A Dutch subsidiary of U.S. glassmaker Owens-Illinois Group Inc. urged a D.C. federal judge on Wednesday not to toss its suit to confirm a more than $500 million arbitral award against Venezuela, saying the country's dismissal bid is just a continuation of its delaying tactics.
The Center for Biological Diversity on Thursday said it plans to sue the U.S. Environmental Protection Agency for delaying parts of the first federal limits on how much toxic metal can be discharged with power plants’ wastewater.
Financial Crisis Anniversary
After nearly a decade of recession-accelerated change in the legal industry, “merit-based” compensation has largely come to mean measuring attorney success using some combination of origination and working attorney hours metrics. However, there are signs that the real impact of the recession is still around the corner, and that building a book isn’t enough, says Peter Zeughauser of Zeughauser Group.
While it lends more than $100 million each year to our nation’s college students — including law students — the U.S. Department of Education surprisingly limits loan counseling to one-time entrance counseling for first-time student borrowers. Is this rational? asks Christopher Chapman, president of AccessLex Institute, a nonprofit focused on access to legal education.
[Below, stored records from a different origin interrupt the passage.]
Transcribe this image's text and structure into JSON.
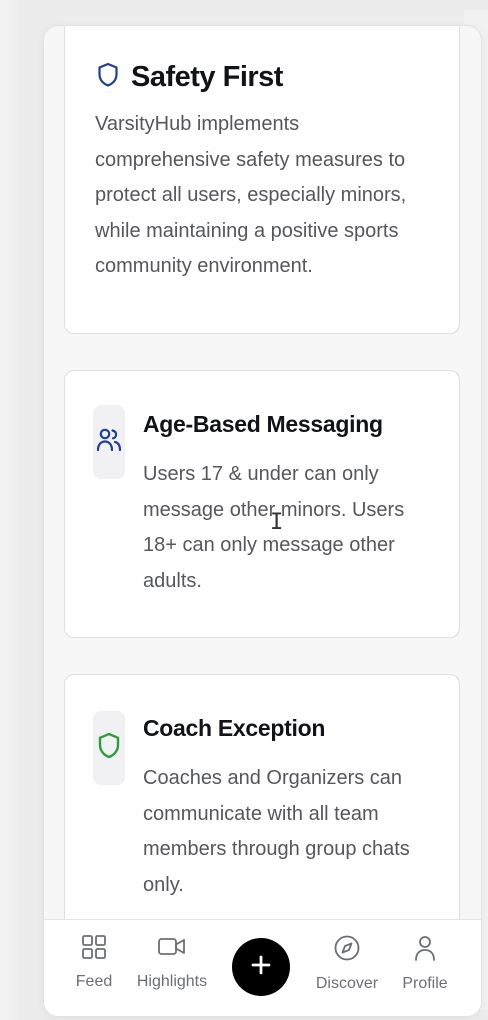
{
  "safety": {
    "title": "Safety First",
    "body": "VarsityHub implements comprehensive safety measures to protect all users, especially minors, while maintaining a positive sports community environment.",
    "icon": "shield-icon"
  },
  "features": [
    {
      "title": "Age-Based Messaging",
      "body": "Users 17 & under can only message other minors. Users 18+ can only message other adults.",
      "icon": "users-icon"
    },
    {
      "title": "Coach Exception",
      "body": "Coaches and Organizers can communicate with all team members through group chats only.",
      "icon": "shield-check-icon"
    }
  ],
  "tabbar": {
    "items": [
      {
        "label": "Feed",
        "icon": "grid-icon"
      },
      {
        "label": "Highlights",
        "icon": "video-icon"
      },
      {
        "label": "",
        "icon": "plus-icon"
      },
      {
        "label": "Discover",
        "icon": "compass-icon"
      },
      {
        "label": "Profile",
        "icon": "user-icon"
      }
    ]
  },
  "colors": {
    "accent_blue": "#1f3f8f",
    "accent_green": "#2e9b3f",
    "title": "#111318",
    "body_text": "#55575c",
    "tab_text": "#6b6e74"
  }
}
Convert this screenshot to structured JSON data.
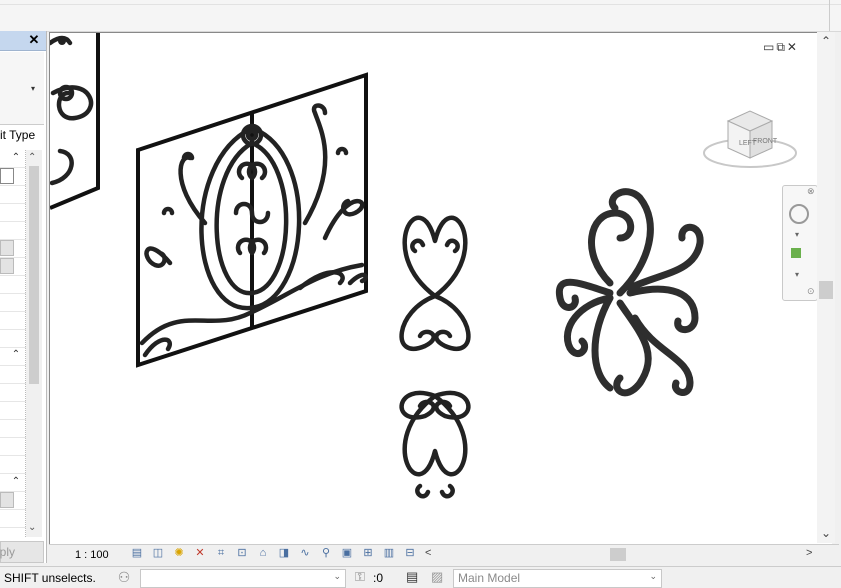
{
  "properties_panel": {
    "close_glyph": "✕",
    "edit_type_label": "it Type",
    "apply_label": "pply",
    "collapse_glyph": "⌃",
    "dropdown_glyph": "▾"
  },
  "canvas": {
    "window_controls": "▭⧉✕",
    "viewcube": {
      "left_label": "LEFT",
      "front_label": "FRONT"
    },
    "scroll_up": "⌃",
    "scroll_down": "⌄"
  },
  "view_control_bar": {
    "scale": "1 : 100",
    "scroll_left": "<",
    "scroll_right": ">"
  },
  "status_bar": {
    "message": "SHIFT unselects.",
    "workset_value": "",
    "editable_requests": ":0",
    "active_model": "Main Model",
    "dropdown_glyph": "⌄"
  },
  "colors": {
    "panel_header": "#c5d7ee",
    "canvas_bg": "#ffffff",
    "ironwork": "#222222"
  }
}
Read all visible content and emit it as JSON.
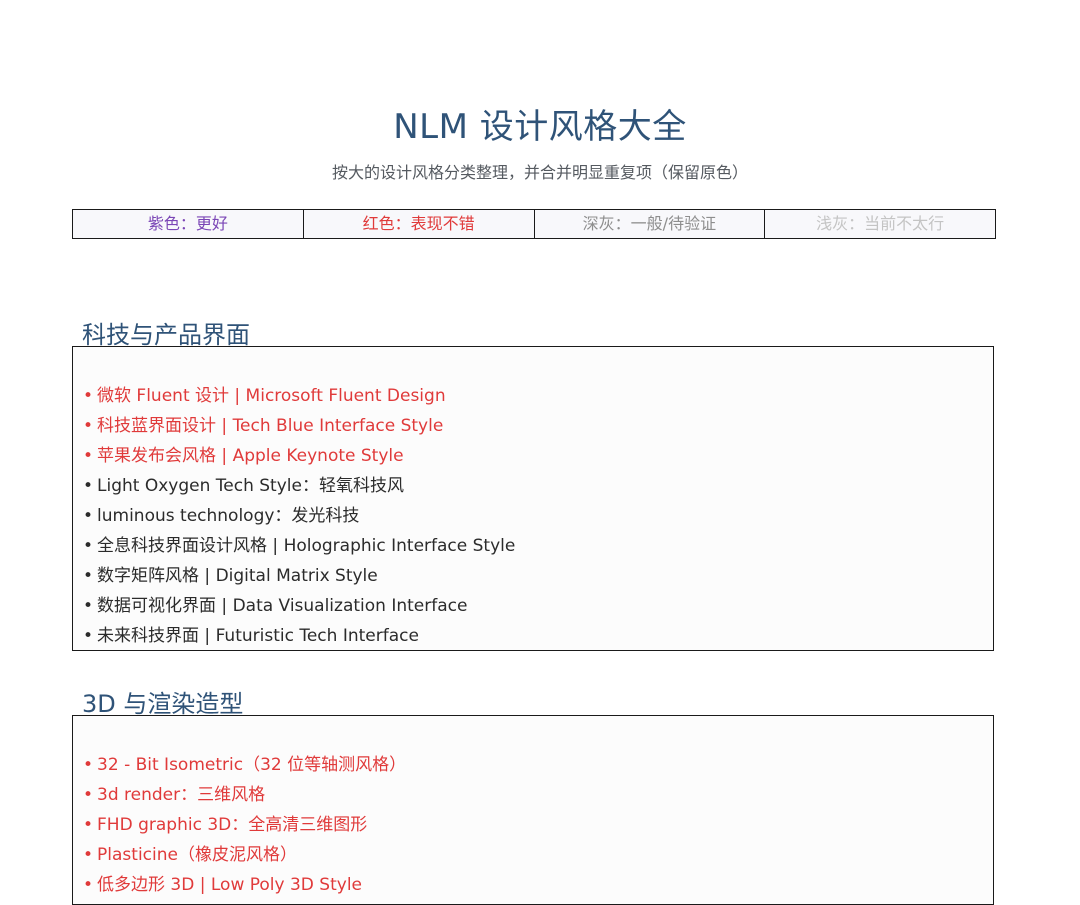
{
  "header": {
    "title": "NLM 设计风格大全",
    "subtitle": "按大的设计风格分类整理，并合并明显重复项（保留原色）"
  },
  "legend": [
    {
      "label": "紫色：更好",
      "color": "#7b46b6"
    },
    {
      "label": "红色：表现不错",
      "color": "#e03a3a"
    },
    {
      "label": "深灰：一般/待验证",
      "color": "#8e8e8e"
    },
    {
      "label": "浅灰：当前不太行",
      "color": "#c4c4c4"
    }
  ],
  "colors": {
    "title": "#2f5378",
    "red": "#e03a3a",
    "dark": "#2b2b2b"
  },
  "sections": [
    {
      "title": "科技与产品界面",
      "items": [
        {
          "bullet": "•",
          "text": "微软 Fluent 设计 | Microsoft Fluent Design",
          "tone": "red"
        },
        {
          "bullet": "•",
          "text": "科技蓝界面设计 | Tech Blue Interface Style",
          "tone": "red"
        },
        {
          "bullet": "•",
          "text": "苹果发布会风格 | Apple Keynote Style",
          "tone": "red"
        },
        {
          "bullet": "•",
          "text": "Light Oxygen Tech Style：轻氧科技风",
          "tone": "dark"
        },
        {
          "bullet": "•",
          "text": "luminous technology：发光科技",
          "tone": "dark"
        },
        {
          "bullet": "•",
          "text": "全息科技界面设计风格 | Holographic Interface Style",
          "tone": "dark"
        },
        {
          "bullet": "•",
          "text": "数字矩阵风格 | Digital Matrix Style",
          "tone": "dark"
        },
        {
          "bullet": "•",
          "text": "数据可视化界面 | Data Visualization Interface",
          "tone": "dark"
        },
        {
          "bullet": "•",
          "text": "未来科技界面 | Futuristic Tech Interface",
          "tone": "dark"
        }
      ]
    },
    {
      "title": "3D 与渲染造型",
      "items": [
        {
          "bullet": "•",
          "text": "32 - Bit Isometric（32 位等轴测风格）",
          "tone": "red"
        },
        {
          "bullet": "•",
          "text": "3d render：三维风格",
          "tone": "red"
        },
        {
          "bullet": "•",
          "text": "FHD graphic 3D：全高清三维图形",
          "tone": "red"
        },
        {
          "bullet": "•",
          "text": "Plasticine（橡皮泥风格）",
          "tone": "red"
        },
        {
          "bullet": "•",
          "text": "低多边形 3D | Low Poly 3D Style",
          "tone": "red"
        }
      ]
    }
  ]
}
Last week the U.S. Supreme Court heard oral argument in National Association of Manufacturers v. U.S. Department of Defense. During argument, the balance of questions seemed to favor the industry and state petitioners arguing in favor of district court jurisdiction for suits challenging the Clean Water Rule, says Joel Beauvais of Latham & Watkins LLP.
The shift to electronic filing has somewhat eased the task of reviewing briefs and their supporting files. An e-brief takes e-filing to the next level, says Christine Falcicchio, a principal at Strut Legal Inc.
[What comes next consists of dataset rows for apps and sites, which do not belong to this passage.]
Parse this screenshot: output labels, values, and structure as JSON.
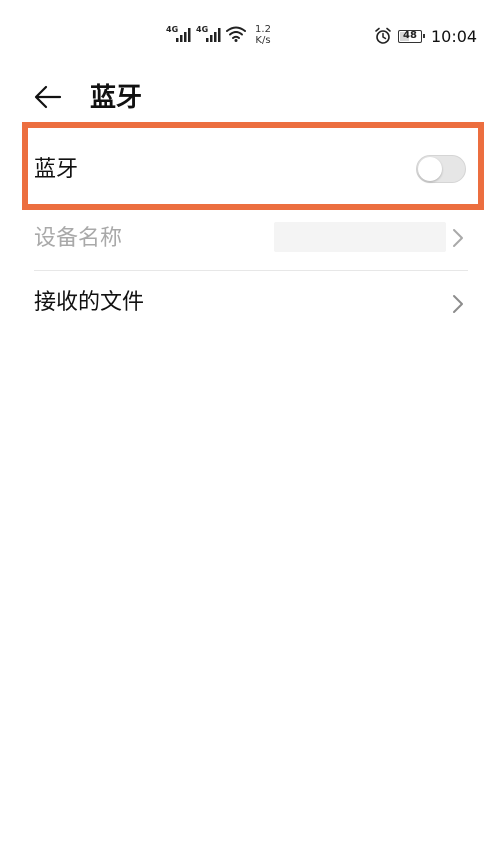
{
  "status_bar": {
    "network_type_1": "4G",
    "network_type_2": "4G",
    "speed_value": "1.2",
    "speed_unit": "K/s",
    "battery_level": "48",
    "time": "10:04",
    "icons": [
      "signal-icon",
      "signal-icon",
      "wifi-icon",
      "alarm-icon",
      "battery-icon"
    ]
  },
  "header": {
    "back_icon": "arrow-left-icon",
    "title": "蓝牙"
  },
  "settings": {
    "bluetooth": {
      "label": "蓝牙",
      "enabled": false
    },
    "device_name": {
      "label": "设备名称",
      "chevron_icon": "chevron-right-icon"
    },
    "received_files": {
      "label": "接收的文件",
      "chevron_icon": "chevron-right-icon"
    }
  },
  "colors": {
    "highlight": "#ec6e3f",
    "toggle_off": "#e6e6e6",
    "disabled_text": "#a9a9a9"
  }
}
Asian-Americans are the fastest-growing minority in the legal profession, but recent studies confirm their underrepresentation among partners, prosecutors, judges and law school administrators. We must take action, say Goodwin Liu, associate justice of the California Supreme Court, and Ajay Mehrotra of the American Bar Foundation.
Judge Shira Scheindlin recently published an op-ed in The New York Times discussing the statistical truth that law firms have poor representation of female attorneys as first-chair trial lawyers. Backed by data collected by the New York State Bar Association, Judge Scheindlin’s observation is not merely anecdotal. But it doesn’t have to be inevitable, says Sarah Rathke, a partner and trial lawyer at Squire Patton Boggs LLP.
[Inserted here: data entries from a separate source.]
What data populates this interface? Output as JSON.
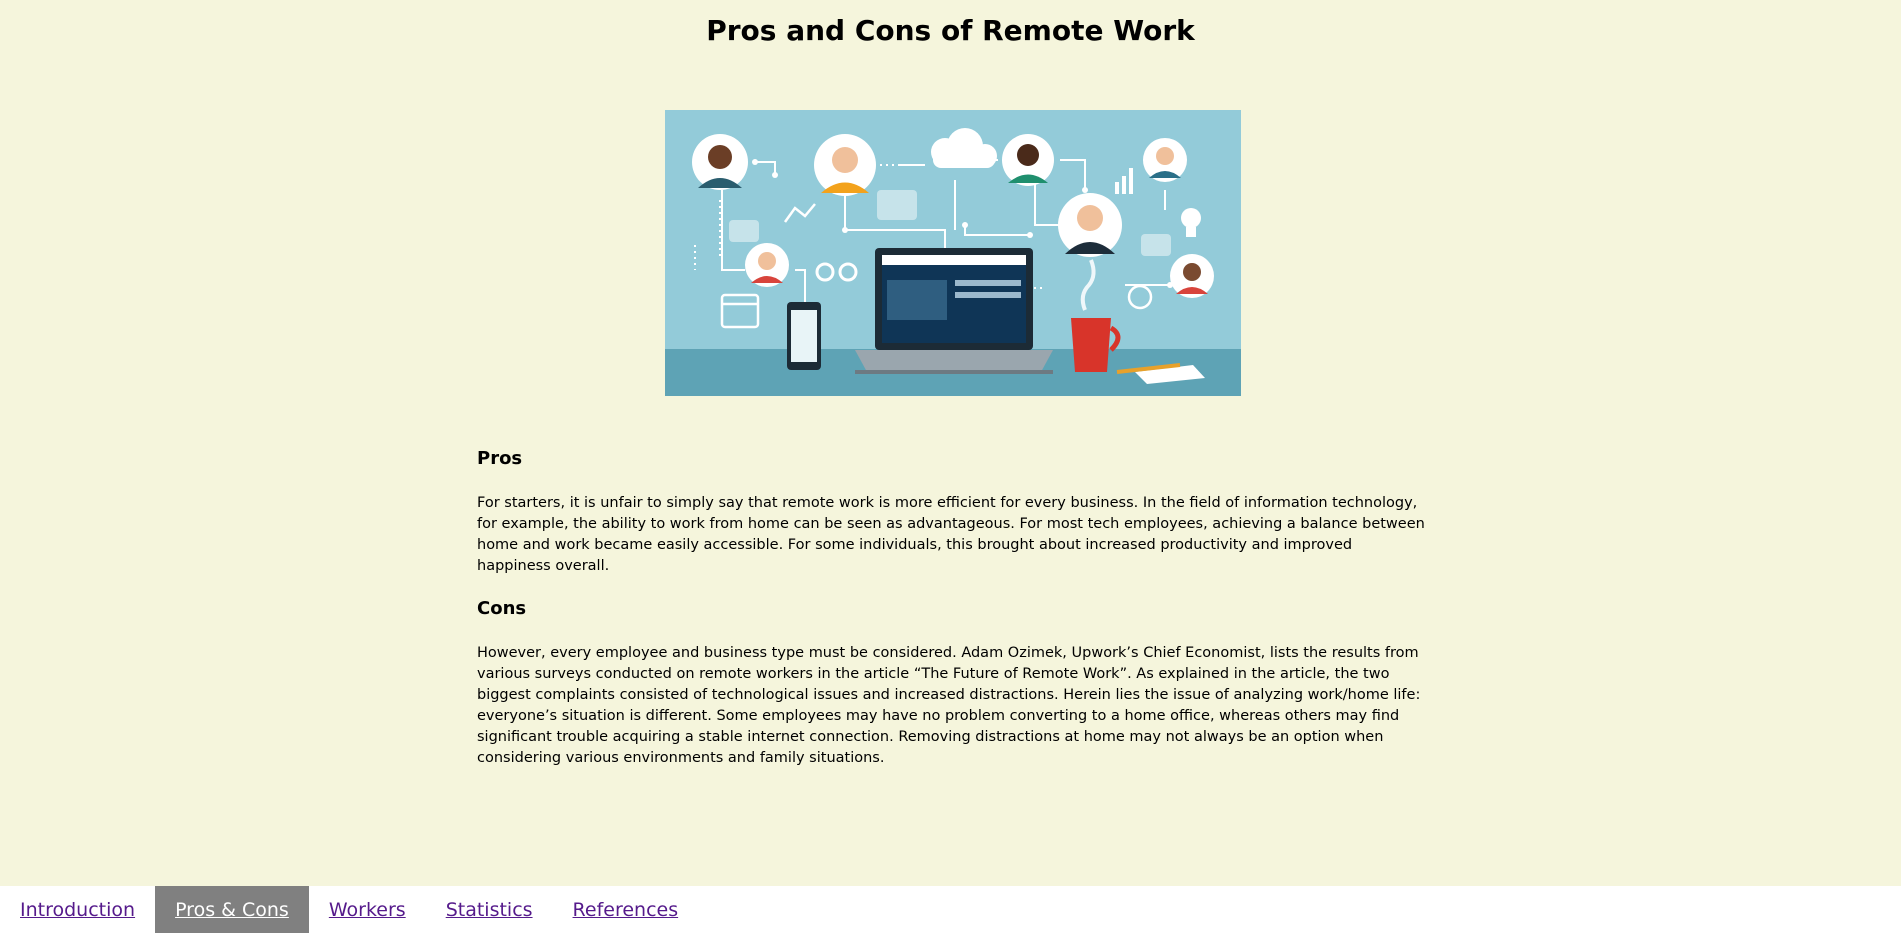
{
  "page": {
    "title": "Pros and Cons of Remote Work"
  },
  "hero": {
    "illustration": "remote-work-network-illustration"
  },
  "sections": [
    {
      "heading": "Pros",
      "body": "For starters, it is unfair to simply say that remote work is more efficient for every business. In the field of information technology, for example, the ability to work from home can be seen as advantageous. For most tech employees, achieving a balance between home and work became easily accessible. For some individuals, this brought about increased productivity and improved happiness overall."
    },
    {
      "heading": "Cons",
      "body": "However, every employee and business type must be considered. Adam Ozimek, Upwork’s Chief Economist, lists the results from various surveys conducted on remote workers in the article “The Future of Remote Work”. As explained in the article, the two biggest complaints consisted of technological issues and increased distractions. Herein lies the issue of analyzing work/home life: everyone’s situation is different. Some employees may have no problem converting to a home office, whereas others may find significant trouble acquiring a stable internet connection. Removing distractions at home may not always be an option when considering various environments and family situations."
    }
  ],
  "nav": {
    "items": [
      {
        "label": "Introduction",
        "active": false
      },
      {
        "label": "Pros & Cons",
        "active": true
      },
      {
        "label": "Workers",
        "active": false
      },
      {
        "label": "Statistics",
        "active": false
      },
      {
        "label": "References",
        "active": false
      }
    ]
  },
  "colors": {
    "background": "#f5f5dc",
    "nav_background": "#ffffff",
    "nav_active": "#808080",
    "link": "#551a8b",
    "hero_sky": "#93cbd9"
  }
}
If conducted properly, depositions can be a powerful tool. At times, though, opposing counsel employ tactics to impede the examiner’s ability to obtain unfiltered, proper testimony from the deponent. By knowing and effectively using applicable rules and case law, however, deposing attorneys can take specific steps to combat these tactics, say attorneys with Ogletree Deakins Nash Smoak & Stewart PC.
Litigator Roberta Walburn’s rollicking new book, "Miles Lord: The Maverick Judge Who Brought Corporate America to Justice," is a really good read — a fascinating story about a life lived in the heat of battle and usually at the edge of what might have been considered appropriate for a federal judge, says Chief U.S. District Judge John Tunheim of the District of Minnesota.
For as long as e-discovery lawyers have been using technology assisted review, a belief has persisted that it cannot be used economically or effectively in small cases. But TAR can be highly effective in small cases, typically reducing the time and cost of a review project by 60 to 80 percent, say John Tredennick, Thomas Gricks III and Andrew Bye of Catalyst Repository Systems LLC.
The Sedona Conference Working Group's updated Sedona Principles provides a timely reminder that the legal industry needs to be thinking more seriously about the interconnectedness between e-discovery and information governance, says Saffa Sleet of FTI Consulting Inc.